LOUISVILLE – The executive committee of the Presbyterian Mission Agency Board of the Presbyterian Church (U.S.A.) voted August 25 to direct designatable funds from its fall board meeting’s Peace & Global Witness offering to the “On Taking Specific Action to Address the Worsening Plight of the African American Male” initiative.
The move is in support of the overture approved by the 222nd General Assembly (2016) of the PC(USA). The Presbytery of Pittsburgh brought the overture to the Assembly with concurrence from the presbyteries of Charleston-Atlantic, Lake Erie, New York City, Upper Ohio Valley, and the Western Reserve. Pittsburgh, Pennsylvania is one of five pilot cities for the initiative along with Baltimore, Maryland; Charlotte, North Carolina; Cleveland, Ohio and New York, New York.
“This is an encouragement to the whole church to take the General Assembly’s action seriously and to formulate a coherent and structured response on the part of our denomination to the needs of African American males,” says Tony De La Rosa, interim executive director of the Presbyterian Mission Agency. “This, I believe, is a form of denominational response to the Black Lives Matter movement, where we show our attempt to bring about fundamental change and exhibit the kingdom of God, as our Great Ends call us to do.”
Congregations are encouraged to contribute the 25 percent of the Peace & Global Witness Offering they would normally retain for use in their settings to funds established by the Presbyterian Foundation through which monies will be disbursed equally to presbytery programs in each of the five pilot cities. The overture specifies a target goal of $5 million, $1 million for each of the cities, and support from PMA and Presbyterian Disaster Assistance resources.

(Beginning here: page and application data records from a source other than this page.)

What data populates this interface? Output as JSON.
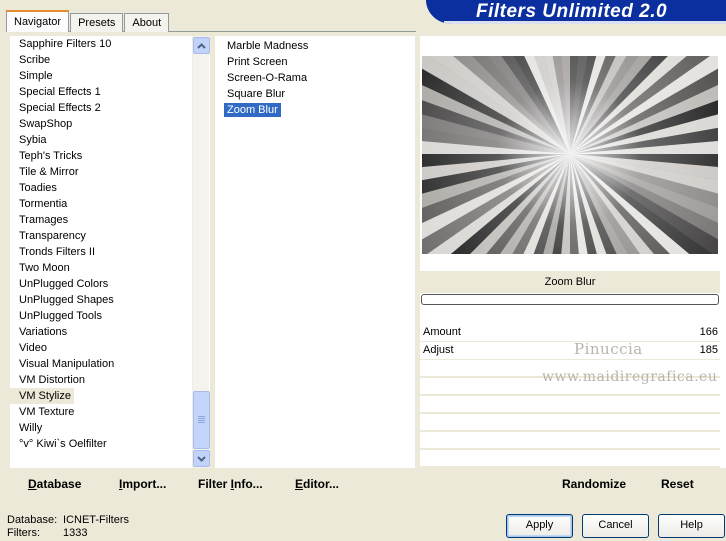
{
  "tabs": [
    {
      "label": "Navigator",
      "active": true
    },
    {
      "label": "Presets",
      "active": false
    },
    {
      "label": "About",
      "active": false
    }
  ],
  "banner": {
    "title": "Filters Unlimited 2.0"
  },
  "categories": {
    "items": [
      "Sapphire Filters 10",
      "Scribe",
      "Simple",
      "Special Effects 1",
      "Special Effects 2",
      "SwapShop",
      "Sybia",
      "Teph's Tricks",
      "Tile & Mirror",
      "Toadies",
      "Tormentia",
      "Tramages",
      "Transparency",
      "Tronds Filters II",
      "Two Moon",
      "UnPlugged Colors",
      "UnPlugged Shapes",
      "UnPlugged Tools",
      "Variations",
      "Video",
      "Visual Manipulation",
      "VM Distortion",
      "VM Stylize",
      "VM Texture",
      "Willy",
      "°v° Kiwi`s Oelfilter"
    ],
    "selected": "VM Stylize"
  },
  "filters": {
    "items": [
      "Marble Madness",
      "Print Screen",
      "Screen-O-Rama",
      "Square Blur",
      "Zoom Blur"
    ],
    "selected": "Zoom Blur"
  },
  "preview": {
    "filter_name": "Zoom Blur"
  },
  "params": [
    {
      "label": "Amount",
      "value": "166"
    },
    {
      "label": "Adjust",
      "value": "185"
    }
  ],
  "watermark": {
    "line1": "Pinuccia",
    "line2": "www.maidiregrafica.eu"
  },
  "toolbar": {
    "database": {
      "accel": "D",
      "rest": "atabase"
    },
    "import": {
      "accel": "I",
      "rest": "mport..."
    },
    "filter_info": {
      "pre": "Filter ",
      "accel": "I",
      "rest": "nfo..."
    },
    "editor": {
      "accel": "E",
      "rest": "ditor..."
    },
    "randomize": "Randomize",
    "reset": "Reset"
  },
  "footer": {
    "database_label": "Database:",
    "database_value": "ICNET-Filters",
    "filters_label": "Filters:",
    "filters_value": "1333"
  },
  "buttons": {
    "apply": "Apply",
    "cancel": "Cancel",
    "help": "Help"
  },
  "colors": {
    "selection": "#316ac5",
    "banner": "#0b2f9e",
    "tab_accent": "#e68b2c"
  }
}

Sheldon Sorge, General Minister to Pittsburgh Presbytery, says some of the groundwork required to begin is in place in Pittsburgh and approval by the Assembly provided a much needed boost, along with financial mechanisms, to begin the work. Immediately following General Assembly, Sorge assembled a Belhar Confession study group – with 40 attendees from 20 congregations – to look at the document in light of the anti-racism initiative.
“We felt it was a ‘kairos moment,’” Sorge says of the timing, with the adoption of the overture coinciding with the election of female co-Moderators and the adoption of Belhar. “The way we shape programs in each presbytery is going to be unique. We [in Pittsburgh Presbytery] have a team of people who will be looking at which agencies we will work with, and two full-time staff people who take the lead on mapping out fundraising and doing the legwork of the program.”
Initial stages of the initiative for Pittsburgh Presbytery include relationship building and mission planning among racially diverse congregations, continuing work with the National Black Presbyterian Caucus, and exploring partnerships with local partners including My Brothers Keep and the Boy Scouts of America, which Sorge says has a strong presence in African American communities.
“We certainly have energy and movement here in Pittsburgh,” says Sorge. “There are some things happening in the other presbyteries as well. We may be a little further ahead, but that’s because we had a team of people that prepared the overture.”
The Peace & Global Witness Offering is one of four Special Offerings of the PC(USA), supporting the church’s commitment to peacemaking and engaging with global partners in new initiatives of reconciliation. Traditionally received on World Communion Sunday, it strengthens collaboration with churches, mid councils, and mission partners all over the world.
Historically, 25 percent of Peace & Global Witness Offering funds stay in congregations and 25 percent goes to mid councils for peace and reconciliation work in their own communities. The remaining 50 percent is used by the Presbyterian Mission Agency to engage in ministries that transform cultures of violence into communities of peace. The PMAB is designating the 50 percent of its offering, the portion normally reserved for congregational and presbytery use, to the initiative.
by Gregg Brekke, Presbyterian News Service